Fourth, a pro-Navalny rally scheduled for January 15, 2015, could have exacerbated an already-tense situation. Kremlin officials asked Facebook to block a page dedicated to the planned rally. The page takedown triggered a wave of outrage on social media, particularly after Facebook refused to block a newly created one. As of the writing of this article, 33,000 people have signed up to attend the January 15 protest rally at Manezh Square in Moscow, despite the fact that the event will be unsanctioned and thus the risks of crowd clashes with the police will be elevated.

It is expected that the Kremlin will try to put maximum pressure on the protest organizers and other activists, as well as on various mass media and social network companies covering the Navalny case. Such media companies as Polit.ru, Business Online, BFM, and Mediazona have already received warnings from Roscomnadzor, the Federal Service for Supervision of the Sphere of Telecom, Information Technologies and Mass Communications. The current authorities will make their best effort to disrupt the January 15 protest rally and neutralize a potentially dicey political situation. However, the sentence given to Oleg Navalny seems likely to only further motivate Alexei Navalny to fight against the current regime, as the political rivalry between him and Russian president Vladimir Putin has now morphed into a personal vendetta.

The latest events regarding Alexei Navalny himself and Russia’s opposition movement show that the Kremlin’s decisions perfectly align with the nature of the regime. In the wake of President Putin’s end-of-year press conference, it has become quite clear that the government treats anyone who does not support the Kremlin policies as a member of the “fifth column.” It is also apparent that the Kremlin is not ready to agree to any reasonable compromise with the nonsystemic (i.e., nonparliamentary) opposition. Frightening mutations that occurred within the regime in the past two years have rendered the current government fiercely intolerant of any expression of disagreement. From 2000 to 2004, the Russian political opposition was perceived as a group of people who aimed to protect the interests of the oligarchic elite that arose in the 1990s. From 2005 to 2010, this opposition was cast in a new light as a handful of demoralized pariahs. After 2011–2012, the regime drastically changed its attitude toward the opposition after the opposition’s political agenda was revitalized and accepted by several groups among the Russian political elite. The nonsystemic opposition is now viewed as an enemy that threatens to challenge the very existence of the current government.

It is possible that 2015 will be a very difficult year for the Russian opposition.

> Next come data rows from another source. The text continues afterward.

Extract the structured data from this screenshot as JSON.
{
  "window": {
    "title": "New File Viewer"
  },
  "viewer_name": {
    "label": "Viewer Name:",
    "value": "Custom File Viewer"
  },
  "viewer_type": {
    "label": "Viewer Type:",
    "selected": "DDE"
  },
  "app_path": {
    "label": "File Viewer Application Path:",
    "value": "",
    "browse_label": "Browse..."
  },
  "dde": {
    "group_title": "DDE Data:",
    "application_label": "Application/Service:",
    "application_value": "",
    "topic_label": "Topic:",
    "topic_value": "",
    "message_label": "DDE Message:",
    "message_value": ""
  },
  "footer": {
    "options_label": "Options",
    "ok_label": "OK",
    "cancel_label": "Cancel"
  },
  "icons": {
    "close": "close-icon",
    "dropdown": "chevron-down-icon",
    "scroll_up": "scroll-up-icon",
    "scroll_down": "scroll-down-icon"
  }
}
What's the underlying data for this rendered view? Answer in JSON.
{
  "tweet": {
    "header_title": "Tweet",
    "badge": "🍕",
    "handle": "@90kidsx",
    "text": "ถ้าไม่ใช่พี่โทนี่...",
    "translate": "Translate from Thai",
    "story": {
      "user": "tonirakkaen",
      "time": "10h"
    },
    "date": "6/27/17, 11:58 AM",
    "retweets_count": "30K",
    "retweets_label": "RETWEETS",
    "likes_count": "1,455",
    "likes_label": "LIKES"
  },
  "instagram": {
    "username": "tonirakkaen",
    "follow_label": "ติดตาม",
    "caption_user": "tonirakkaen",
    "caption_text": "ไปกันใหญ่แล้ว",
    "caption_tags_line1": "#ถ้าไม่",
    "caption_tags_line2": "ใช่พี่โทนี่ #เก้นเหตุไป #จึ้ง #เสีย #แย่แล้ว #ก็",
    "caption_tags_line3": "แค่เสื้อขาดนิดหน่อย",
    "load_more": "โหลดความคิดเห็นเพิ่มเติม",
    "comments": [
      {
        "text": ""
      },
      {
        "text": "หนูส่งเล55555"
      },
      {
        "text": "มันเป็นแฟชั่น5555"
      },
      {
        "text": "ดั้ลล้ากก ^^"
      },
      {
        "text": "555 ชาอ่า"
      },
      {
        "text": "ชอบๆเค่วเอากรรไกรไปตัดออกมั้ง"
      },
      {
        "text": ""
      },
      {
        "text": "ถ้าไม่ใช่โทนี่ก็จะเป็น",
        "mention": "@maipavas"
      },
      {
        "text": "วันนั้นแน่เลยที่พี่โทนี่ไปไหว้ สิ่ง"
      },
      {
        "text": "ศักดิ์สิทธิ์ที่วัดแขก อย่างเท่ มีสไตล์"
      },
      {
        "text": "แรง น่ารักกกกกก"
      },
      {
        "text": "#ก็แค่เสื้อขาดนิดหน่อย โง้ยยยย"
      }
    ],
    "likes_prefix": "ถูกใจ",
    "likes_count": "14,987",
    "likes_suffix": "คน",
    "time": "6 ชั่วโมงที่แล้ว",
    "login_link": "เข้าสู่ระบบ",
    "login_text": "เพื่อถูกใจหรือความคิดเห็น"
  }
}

Navalny’s sentence has become a new launching pad that seems likely to propel the development of the opposition movement and dramatically divide Russian society. It also seems likely that the sentence will cool the patriotic zeal ignited by the annexation of Crimea—a zeal shared by many former opposition activists. In this scenario, governmental pressure on the opposition will only continue to increase, and it will be accompanied by new persecutions of opposition leaders and rally participants, renewed criminal proceedings, and the shutdown of independent media outlets, opposition websites, and social networks. Ultimately, if events play out as expected, Russia is likely to face a regime change that in the end will be a military one.